(Dataset rows describing interfaces)
━━━━━━━━━━

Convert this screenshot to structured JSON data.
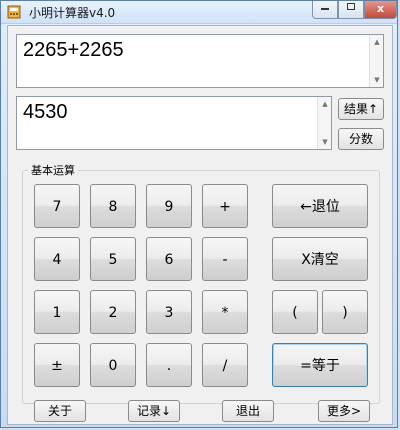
{
  "window": {
    "title": "小明计算器v4.0",
    "minimize_icon": "minimize-icon",
    "maximize_icon": "maximize-icon",
    "close_icon": "close-icon",
    "close_label": "x"
  },
  "expression": {
    "value": "2265+2265"
  },
  "result": {
    "value": "4530"
  },
  "side_buttons": {
    "result_label": "结果↑",
    "fraction_label": "分数"
  },
  "group": {
    "title": "基本运算"
  },
  "keys": {
    "k7": "7",
    "k8": "8",
    "k9": "9",
    "plus": "+",
    "k4": "4",
    "k5": "5",
    "k6": "6",
    "minus": "-",
    "k1": "1",
    "k2": "2",
    "k3": "3",
    "mul": "*",
    "sign": "±",
    "k0": "0",
    "dot": ".",
    "div": "/",
    "backspace": "←退位",
    "clear": "X清空",
    "lparen": "(",
    "rparen": ")",
    "equals": "=等于"
  },
  "footer": {
    "about": "关于",
    "history": "记录↓",
    "exit": "退出",
    "more": "更多>"
  }
}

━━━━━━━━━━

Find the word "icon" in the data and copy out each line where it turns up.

    "minimize_icon": "minimize-icon",
    "maximize_icon": "maximize-icon",
    "close_icon": "close-icon",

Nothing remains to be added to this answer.